What to do: Here are some records; copy every line that holds the word "this".

Excerpted data:
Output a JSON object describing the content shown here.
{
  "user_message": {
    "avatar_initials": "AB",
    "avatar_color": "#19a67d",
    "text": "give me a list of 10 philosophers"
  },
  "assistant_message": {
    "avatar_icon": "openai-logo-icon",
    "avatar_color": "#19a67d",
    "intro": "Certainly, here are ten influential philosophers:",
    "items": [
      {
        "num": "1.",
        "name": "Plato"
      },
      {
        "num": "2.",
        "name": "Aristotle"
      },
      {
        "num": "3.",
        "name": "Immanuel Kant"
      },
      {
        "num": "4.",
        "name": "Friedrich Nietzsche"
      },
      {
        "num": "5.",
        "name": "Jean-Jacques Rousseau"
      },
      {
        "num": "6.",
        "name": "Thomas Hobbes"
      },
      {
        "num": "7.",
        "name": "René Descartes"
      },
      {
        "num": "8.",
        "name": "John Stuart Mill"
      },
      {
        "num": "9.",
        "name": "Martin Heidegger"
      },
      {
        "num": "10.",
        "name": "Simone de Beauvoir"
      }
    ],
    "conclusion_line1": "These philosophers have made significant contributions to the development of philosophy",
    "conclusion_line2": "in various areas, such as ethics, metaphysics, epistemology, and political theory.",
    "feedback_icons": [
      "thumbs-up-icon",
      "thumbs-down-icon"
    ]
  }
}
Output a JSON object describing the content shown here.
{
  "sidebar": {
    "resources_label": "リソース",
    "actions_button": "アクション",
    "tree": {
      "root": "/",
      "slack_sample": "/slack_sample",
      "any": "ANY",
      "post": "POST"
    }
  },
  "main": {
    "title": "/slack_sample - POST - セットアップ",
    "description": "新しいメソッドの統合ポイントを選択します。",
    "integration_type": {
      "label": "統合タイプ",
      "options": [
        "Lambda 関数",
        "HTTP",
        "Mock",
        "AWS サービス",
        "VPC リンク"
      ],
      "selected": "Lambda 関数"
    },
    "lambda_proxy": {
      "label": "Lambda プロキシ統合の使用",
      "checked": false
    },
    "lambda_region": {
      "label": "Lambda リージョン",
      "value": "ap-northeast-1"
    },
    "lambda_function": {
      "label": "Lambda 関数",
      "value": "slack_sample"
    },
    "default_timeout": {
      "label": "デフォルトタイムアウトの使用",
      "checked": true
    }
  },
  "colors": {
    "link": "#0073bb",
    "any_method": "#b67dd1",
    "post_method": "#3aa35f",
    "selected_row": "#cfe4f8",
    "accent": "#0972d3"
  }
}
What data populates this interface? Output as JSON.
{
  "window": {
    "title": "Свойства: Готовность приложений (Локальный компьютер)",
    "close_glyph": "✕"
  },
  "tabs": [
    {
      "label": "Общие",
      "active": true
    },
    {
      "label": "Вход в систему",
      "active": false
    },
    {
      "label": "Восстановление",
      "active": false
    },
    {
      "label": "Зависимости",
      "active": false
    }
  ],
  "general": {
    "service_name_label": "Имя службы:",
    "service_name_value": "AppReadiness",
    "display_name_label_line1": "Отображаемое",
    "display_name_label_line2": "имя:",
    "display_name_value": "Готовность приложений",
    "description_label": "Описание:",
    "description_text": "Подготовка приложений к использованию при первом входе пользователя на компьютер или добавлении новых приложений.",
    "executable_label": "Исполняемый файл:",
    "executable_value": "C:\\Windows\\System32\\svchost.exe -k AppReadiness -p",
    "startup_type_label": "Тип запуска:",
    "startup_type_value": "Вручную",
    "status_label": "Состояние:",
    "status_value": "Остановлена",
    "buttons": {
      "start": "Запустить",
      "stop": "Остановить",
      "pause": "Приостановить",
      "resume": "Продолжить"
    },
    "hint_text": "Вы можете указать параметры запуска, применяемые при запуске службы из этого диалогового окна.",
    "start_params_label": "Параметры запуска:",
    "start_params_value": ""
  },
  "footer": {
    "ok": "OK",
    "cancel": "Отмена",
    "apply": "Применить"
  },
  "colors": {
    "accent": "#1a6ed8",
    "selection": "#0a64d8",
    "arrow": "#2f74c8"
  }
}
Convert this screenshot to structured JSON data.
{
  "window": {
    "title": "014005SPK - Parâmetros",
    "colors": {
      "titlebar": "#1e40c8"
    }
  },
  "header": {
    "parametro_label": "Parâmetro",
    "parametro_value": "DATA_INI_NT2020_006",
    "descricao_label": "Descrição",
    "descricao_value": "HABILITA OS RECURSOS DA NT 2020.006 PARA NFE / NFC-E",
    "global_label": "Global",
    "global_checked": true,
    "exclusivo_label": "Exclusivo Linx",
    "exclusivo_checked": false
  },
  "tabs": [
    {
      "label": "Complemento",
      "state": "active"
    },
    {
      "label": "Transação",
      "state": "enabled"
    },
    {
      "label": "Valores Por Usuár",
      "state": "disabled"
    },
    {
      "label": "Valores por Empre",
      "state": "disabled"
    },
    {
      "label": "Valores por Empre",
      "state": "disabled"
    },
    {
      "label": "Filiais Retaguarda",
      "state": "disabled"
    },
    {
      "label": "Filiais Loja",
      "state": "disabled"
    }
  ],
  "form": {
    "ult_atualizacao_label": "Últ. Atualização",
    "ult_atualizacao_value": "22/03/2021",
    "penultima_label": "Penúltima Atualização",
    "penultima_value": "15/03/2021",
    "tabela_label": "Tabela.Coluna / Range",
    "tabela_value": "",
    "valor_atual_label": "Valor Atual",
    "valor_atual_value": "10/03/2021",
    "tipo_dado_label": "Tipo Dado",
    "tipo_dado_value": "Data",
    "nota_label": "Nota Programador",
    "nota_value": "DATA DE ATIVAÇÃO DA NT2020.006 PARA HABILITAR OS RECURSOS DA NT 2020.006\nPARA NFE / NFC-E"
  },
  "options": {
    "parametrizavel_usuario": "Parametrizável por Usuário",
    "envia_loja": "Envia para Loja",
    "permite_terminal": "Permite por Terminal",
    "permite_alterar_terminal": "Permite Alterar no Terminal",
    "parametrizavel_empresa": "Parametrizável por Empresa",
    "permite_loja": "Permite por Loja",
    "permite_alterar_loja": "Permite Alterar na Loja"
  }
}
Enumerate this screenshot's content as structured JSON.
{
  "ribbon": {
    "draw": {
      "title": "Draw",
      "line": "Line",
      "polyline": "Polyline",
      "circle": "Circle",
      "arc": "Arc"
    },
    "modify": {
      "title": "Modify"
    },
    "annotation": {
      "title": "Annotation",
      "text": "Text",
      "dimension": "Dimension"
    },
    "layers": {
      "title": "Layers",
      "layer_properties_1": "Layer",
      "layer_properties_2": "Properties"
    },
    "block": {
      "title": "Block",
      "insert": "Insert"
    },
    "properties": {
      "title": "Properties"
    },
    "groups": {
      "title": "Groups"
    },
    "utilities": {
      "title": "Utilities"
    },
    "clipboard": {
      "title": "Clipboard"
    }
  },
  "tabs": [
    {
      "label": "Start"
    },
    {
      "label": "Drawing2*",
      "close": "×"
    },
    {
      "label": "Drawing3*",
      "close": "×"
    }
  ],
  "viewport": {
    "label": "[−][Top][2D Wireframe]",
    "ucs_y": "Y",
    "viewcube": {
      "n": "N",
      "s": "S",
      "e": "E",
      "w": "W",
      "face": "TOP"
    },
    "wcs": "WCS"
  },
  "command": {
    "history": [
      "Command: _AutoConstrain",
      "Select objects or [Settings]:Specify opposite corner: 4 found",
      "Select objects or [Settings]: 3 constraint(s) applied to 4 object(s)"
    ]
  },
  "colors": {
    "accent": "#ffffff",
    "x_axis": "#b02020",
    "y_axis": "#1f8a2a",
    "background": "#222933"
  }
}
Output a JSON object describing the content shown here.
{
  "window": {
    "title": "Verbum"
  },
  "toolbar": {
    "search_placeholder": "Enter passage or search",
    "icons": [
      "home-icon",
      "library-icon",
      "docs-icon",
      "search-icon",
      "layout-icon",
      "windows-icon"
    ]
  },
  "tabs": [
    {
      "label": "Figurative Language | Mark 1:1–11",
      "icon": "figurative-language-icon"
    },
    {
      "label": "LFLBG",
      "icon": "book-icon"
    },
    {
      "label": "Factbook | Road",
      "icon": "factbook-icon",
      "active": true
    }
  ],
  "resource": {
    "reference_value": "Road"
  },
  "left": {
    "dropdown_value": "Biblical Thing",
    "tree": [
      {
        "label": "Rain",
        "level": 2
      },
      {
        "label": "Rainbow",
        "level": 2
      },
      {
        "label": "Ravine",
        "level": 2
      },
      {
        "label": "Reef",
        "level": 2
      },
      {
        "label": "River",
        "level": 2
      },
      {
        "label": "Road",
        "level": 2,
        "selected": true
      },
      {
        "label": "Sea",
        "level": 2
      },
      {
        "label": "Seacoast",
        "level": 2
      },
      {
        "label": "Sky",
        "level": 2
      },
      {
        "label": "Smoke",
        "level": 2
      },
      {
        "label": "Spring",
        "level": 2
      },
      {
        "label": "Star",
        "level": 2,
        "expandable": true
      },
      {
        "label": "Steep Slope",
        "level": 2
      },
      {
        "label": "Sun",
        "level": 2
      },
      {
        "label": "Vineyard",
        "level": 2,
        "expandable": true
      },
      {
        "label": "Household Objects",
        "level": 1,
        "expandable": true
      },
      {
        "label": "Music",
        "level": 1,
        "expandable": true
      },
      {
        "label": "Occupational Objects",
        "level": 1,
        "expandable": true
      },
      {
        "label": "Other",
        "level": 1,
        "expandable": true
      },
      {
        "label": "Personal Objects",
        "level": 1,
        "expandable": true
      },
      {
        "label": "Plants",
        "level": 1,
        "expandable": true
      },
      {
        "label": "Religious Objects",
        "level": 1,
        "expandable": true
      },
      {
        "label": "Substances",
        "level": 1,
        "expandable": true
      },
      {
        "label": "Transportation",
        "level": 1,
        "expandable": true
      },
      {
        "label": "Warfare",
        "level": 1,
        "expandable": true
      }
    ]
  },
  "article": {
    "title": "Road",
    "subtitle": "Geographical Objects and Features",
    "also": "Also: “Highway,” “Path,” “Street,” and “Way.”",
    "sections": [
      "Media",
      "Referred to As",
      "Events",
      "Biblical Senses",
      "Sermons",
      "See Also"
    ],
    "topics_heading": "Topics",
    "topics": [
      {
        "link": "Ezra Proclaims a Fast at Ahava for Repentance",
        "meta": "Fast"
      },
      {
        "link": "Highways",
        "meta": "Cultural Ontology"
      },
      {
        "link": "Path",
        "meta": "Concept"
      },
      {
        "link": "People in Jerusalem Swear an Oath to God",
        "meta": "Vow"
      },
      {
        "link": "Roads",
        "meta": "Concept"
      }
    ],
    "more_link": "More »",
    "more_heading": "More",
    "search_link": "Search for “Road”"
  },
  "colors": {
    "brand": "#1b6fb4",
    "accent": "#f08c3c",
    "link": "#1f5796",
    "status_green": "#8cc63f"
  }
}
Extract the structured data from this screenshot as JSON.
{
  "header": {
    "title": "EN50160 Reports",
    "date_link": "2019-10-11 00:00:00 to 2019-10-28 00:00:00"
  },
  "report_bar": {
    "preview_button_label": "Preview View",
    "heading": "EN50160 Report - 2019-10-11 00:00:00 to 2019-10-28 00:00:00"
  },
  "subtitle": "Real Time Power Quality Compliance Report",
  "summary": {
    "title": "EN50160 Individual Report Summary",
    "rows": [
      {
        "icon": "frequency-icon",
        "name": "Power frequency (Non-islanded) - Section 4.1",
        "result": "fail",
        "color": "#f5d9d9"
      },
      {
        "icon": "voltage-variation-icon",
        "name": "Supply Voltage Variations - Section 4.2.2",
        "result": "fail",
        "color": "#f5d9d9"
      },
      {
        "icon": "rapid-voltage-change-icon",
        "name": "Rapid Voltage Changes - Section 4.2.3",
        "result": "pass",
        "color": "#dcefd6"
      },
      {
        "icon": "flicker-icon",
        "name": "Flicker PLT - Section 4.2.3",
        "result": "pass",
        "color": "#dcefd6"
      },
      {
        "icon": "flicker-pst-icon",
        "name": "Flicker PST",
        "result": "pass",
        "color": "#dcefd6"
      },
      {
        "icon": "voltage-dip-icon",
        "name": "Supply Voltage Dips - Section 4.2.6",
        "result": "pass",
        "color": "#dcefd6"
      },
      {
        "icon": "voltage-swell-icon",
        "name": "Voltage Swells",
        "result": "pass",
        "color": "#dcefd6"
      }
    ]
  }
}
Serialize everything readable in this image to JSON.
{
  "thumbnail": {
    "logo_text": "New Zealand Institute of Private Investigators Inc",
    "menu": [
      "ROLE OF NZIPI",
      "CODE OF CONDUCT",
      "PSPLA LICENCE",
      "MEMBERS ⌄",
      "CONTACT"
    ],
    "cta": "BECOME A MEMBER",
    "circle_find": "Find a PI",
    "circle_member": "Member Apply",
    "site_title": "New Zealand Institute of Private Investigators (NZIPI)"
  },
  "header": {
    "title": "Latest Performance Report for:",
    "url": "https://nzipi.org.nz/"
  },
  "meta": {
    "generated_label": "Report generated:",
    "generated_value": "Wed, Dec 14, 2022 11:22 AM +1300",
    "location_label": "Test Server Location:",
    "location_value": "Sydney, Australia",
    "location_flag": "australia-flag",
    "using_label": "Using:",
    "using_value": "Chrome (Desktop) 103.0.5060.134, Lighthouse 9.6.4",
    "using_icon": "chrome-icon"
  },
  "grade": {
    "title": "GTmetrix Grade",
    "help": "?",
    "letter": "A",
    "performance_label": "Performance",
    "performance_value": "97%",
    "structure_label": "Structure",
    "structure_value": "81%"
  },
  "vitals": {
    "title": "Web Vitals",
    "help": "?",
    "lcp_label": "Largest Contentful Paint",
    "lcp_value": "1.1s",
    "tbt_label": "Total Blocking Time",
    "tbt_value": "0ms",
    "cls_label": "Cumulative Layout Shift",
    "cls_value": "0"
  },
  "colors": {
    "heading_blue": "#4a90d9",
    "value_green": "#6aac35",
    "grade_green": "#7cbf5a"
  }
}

Response area:
What data populates this interface? Output as JSON.
Convert this screenshot to structured JSON data.
Enumerate this screenshot's content as structured JSON.
Extract the structured data from this screenshot as JSON.
Serialize everything readable in this image to JSON.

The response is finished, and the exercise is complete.